Thursday, October 14, 2010
What's Inside a Fiber Optic Cable? Project
When we moved to Teaneck two years ago (this post has been a long time coming) we had FiOS installed. One of the many things that went wrong that day was them bringing too short of a fiber optic cable, requiring them to cut off the one they started to install. I snagged a piece of the removed and discarded cable and this naturally led to the:
What's inside a Fiber Optic Cable Project!
The outside of the cable consists of this stiff, hard and smooth black plastic (polyethylene) casing:
product page here, along with a spec sheet [pdf]. The outer casing provides a strong outer protective layer. This is what the cable looks like in cross-section (fingers add some scale):
Kevlar cables. This stiffens the cable and, by sandwiching the actual fiber in between the two Kevlar things, decreases the likelihood of something damaging the optical fiber.
The next thing in is a soft opaque tube filled with a gooey gel type stuff. This is called a "buffer" and serves as an additional layer of protection for the optical fiber inside.
Well, sort of. First you have the "cladding" -- the blue line in the picture.
index of refraction than the "core" optical fiber, helps the light reflect back into the fiber. Finally, then, after the plastic, the Kevlar, the buffer, the cladding [the frog, the lights, the armor], we get what's all the way inside the fiber optic cable: The optical fiber itself:
functioning micrometer (or SEM) at home, so I'm not sure how thick the fiber (or fiber+cladding) actually is, but I'd estimate on the order of 100μm [about a hair's thickness]. I could probably compare from the scale of an easier-to-measure thing, but I'm too lazy. Readers: feel free. Anyway, from the spec sheet, that seems about right, too.
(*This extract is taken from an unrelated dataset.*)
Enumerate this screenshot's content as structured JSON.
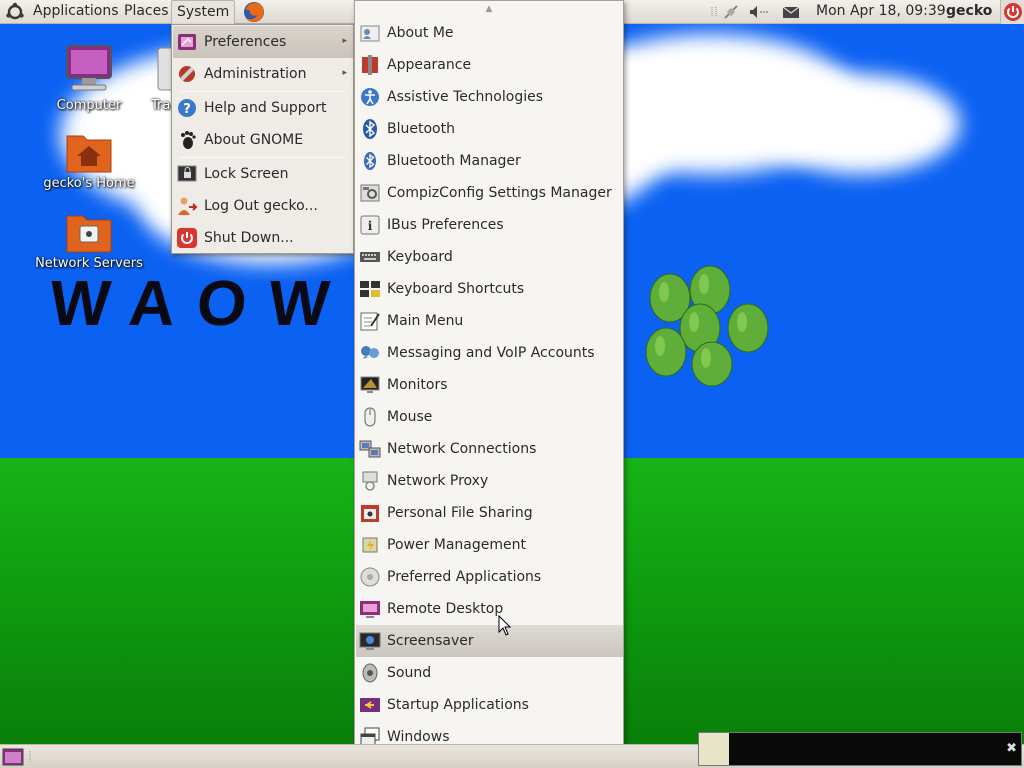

And, for the record (lest you think my lack of micrometer at home lowers my scientist "cred"), the microscope images were taken on my dining room table: